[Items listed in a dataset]
__________________________________________________

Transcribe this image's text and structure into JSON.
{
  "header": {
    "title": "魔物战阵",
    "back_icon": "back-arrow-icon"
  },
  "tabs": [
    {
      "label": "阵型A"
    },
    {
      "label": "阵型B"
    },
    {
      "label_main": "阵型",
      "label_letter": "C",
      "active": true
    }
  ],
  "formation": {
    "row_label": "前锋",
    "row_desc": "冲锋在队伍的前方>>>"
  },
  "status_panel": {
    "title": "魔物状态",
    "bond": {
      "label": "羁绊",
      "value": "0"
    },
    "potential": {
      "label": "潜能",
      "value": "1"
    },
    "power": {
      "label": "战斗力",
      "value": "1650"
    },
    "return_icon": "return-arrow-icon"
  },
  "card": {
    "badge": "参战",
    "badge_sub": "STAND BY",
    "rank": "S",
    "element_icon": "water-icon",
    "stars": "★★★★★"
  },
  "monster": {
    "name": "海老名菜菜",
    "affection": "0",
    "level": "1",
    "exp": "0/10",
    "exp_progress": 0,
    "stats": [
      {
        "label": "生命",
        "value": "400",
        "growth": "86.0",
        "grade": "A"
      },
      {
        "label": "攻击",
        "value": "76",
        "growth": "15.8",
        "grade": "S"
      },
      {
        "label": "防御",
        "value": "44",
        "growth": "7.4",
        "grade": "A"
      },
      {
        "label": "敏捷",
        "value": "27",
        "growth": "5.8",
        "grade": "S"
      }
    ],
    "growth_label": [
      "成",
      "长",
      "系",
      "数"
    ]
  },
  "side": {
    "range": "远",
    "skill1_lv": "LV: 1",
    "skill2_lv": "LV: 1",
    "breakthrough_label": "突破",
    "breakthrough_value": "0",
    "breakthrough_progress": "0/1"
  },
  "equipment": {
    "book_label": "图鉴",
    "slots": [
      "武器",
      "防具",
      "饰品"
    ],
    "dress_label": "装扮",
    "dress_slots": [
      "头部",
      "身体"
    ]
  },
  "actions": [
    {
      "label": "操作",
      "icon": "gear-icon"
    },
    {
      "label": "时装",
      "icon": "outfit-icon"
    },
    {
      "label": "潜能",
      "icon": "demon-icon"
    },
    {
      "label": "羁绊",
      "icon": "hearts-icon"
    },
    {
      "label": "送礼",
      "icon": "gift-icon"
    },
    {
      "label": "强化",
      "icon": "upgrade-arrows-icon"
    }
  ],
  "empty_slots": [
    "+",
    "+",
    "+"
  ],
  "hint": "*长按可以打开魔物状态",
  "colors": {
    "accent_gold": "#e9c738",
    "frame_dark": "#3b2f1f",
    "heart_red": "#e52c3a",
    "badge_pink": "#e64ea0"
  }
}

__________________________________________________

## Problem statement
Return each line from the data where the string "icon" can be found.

## Expected answer
    "back_icon": "back-arrow-icon"
    "return_icon": "return-arrow-icon"
    "element_icon": "water-icon",
      "icon": "gear-icon"
      "icon": "outfit-icon"
      "icon": "demon-icon"
      "icon": "hearts-icon"
      "icon": "gift-icon"
      "icon": "upgrade-arrows-icon"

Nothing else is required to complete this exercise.